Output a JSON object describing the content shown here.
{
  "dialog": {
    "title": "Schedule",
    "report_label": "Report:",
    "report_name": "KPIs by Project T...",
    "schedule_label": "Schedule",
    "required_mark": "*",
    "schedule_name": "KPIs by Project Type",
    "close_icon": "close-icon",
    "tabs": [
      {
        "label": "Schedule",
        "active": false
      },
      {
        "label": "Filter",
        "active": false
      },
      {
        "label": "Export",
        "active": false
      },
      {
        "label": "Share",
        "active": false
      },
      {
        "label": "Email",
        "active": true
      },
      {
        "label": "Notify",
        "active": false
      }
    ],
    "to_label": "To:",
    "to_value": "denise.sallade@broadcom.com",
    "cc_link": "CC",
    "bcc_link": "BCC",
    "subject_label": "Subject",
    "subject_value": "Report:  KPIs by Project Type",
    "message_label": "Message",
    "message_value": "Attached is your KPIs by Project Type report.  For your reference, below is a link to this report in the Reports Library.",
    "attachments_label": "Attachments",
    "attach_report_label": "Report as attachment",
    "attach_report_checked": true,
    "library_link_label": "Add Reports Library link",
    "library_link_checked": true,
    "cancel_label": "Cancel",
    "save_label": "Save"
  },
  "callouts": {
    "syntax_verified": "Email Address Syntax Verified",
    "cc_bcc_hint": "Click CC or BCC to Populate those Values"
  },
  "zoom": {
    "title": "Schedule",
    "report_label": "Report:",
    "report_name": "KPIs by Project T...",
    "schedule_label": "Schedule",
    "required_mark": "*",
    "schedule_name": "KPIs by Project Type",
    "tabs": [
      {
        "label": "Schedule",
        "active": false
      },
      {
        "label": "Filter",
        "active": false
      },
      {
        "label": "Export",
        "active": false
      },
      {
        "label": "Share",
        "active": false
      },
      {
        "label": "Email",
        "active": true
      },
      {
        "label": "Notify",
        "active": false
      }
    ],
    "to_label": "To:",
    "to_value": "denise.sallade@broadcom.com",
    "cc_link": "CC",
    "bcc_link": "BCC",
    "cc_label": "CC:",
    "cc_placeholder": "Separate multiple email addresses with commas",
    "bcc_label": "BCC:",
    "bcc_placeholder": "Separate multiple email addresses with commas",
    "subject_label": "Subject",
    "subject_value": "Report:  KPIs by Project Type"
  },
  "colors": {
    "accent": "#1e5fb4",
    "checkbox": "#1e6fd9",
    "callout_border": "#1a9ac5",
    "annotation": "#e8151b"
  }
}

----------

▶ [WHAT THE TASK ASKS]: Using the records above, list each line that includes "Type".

▶ [RESPONSE TO THIS TASK]:
    "schedule_name": "KPIs by Project Type",
    "subject_value": "Report:  KPIs by Project Type",
    "message_value": "Attached is your KPIs by Project Type report.  For your reference, below is a link to this report in the Reports Library.",
    "schedule_name": "KPIs by Project Type",
    "subject_value": "Report:  KPIs by Project Type"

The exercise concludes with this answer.